A song of the last lilies, the last flowers,
Amid my withering bowers.

In the sunny garden bed
Lilies look so pale,
Lilies droop the head
In the shady grassy vale;
If all alike they pine
In shade and in shine,
If everywhere they grieve,
Where will lilies live?

[October enters briskly, some leafy twigs bearing different sorts of nuts in one hand, and a long ripe hop-bine trailing after him from the other. A dahlia is stuck in his buttonhole.]


Nay, cheer up, sister. Life is not quite over,
Even if the year has done with corn and clover,
With flowers and leaves; besides, in fact it’s true,
Some leaves remain and some flowers too.
For me and you.
Now see my crops:

[Offering his produce to September.

I’ve brought you nuts and hops;
And when the leaf drops, why, the walnut drops.

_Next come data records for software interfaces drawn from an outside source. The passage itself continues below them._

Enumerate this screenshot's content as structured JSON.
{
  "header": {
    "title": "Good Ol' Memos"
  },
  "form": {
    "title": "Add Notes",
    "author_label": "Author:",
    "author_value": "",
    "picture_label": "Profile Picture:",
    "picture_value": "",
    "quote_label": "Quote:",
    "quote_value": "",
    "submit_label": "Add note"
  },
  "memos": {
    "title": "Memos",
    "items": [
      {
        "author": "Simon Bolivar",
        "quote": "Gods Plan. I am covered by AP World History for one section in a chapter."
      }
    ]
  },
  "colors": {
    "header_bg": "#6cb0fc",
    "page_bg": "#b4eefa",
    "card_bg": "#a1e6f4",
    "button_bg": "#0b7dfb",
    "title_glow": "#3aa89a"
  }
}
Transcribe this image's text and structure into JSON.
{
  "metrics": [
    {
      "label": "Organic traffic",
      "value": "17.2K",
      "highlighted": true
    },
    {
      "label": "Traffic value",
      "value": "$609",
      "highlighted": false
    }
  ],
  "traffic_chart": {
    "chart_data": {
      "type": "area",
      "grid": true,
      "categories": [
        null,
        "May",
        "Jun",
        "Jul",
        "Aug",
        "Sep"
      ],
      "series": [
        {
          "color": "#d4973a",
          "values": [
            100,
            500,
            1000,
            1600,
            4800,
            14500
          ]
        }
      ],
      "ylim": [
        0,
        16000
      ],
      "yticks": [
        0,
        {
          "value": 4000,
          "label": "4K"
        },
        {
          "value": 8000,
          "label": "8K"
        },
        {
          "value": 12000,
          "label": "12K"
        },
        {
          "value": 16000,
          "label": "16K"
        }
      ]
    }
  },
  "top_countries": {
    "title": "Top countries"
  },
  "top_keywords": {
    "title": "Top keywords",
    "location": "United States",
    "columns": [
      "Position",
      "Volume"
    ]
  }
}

[October wreaths the hop-bine about September’s neck, and gives her the nut twigs. They enter the cottage together, but without shutting the door. She steps into the background: He advances to the hearth, removes the guard, stirs up the smouldering fire, and arranges several chestnuts ready to roast.]


Crack your first nut and light your first fire,
Roast your first chestnut crisp on the bar;
Make the logs sparkle, stir the blaze higher;
Logs are cheery as sun or as star,
Logs we can find wherever we are.

Spring one soft day will open the leaves,
Spring one bright day will lure back the flowers;
Never fancy my whistling wind grieves,
Never fancy I’ve tears in my showers;
Dance, nights and days! and dance on, my hours!

[Sees November approaching.


Here comes my youngest sister, looking dim
And grim,
With dismal ways.
What cheer, November?


[Entering and shutting the door.]

Nought have I to bring,
Tramping a-chill and shivering,
Except these pine-cones for a blaze,–
Except a fog which follows,
And stuffs up all the hollows,–
Except a hoar frost here and there,–
Except some shooting stars
Which dart their luminous cars
Trackless and noiseless through the keen night air.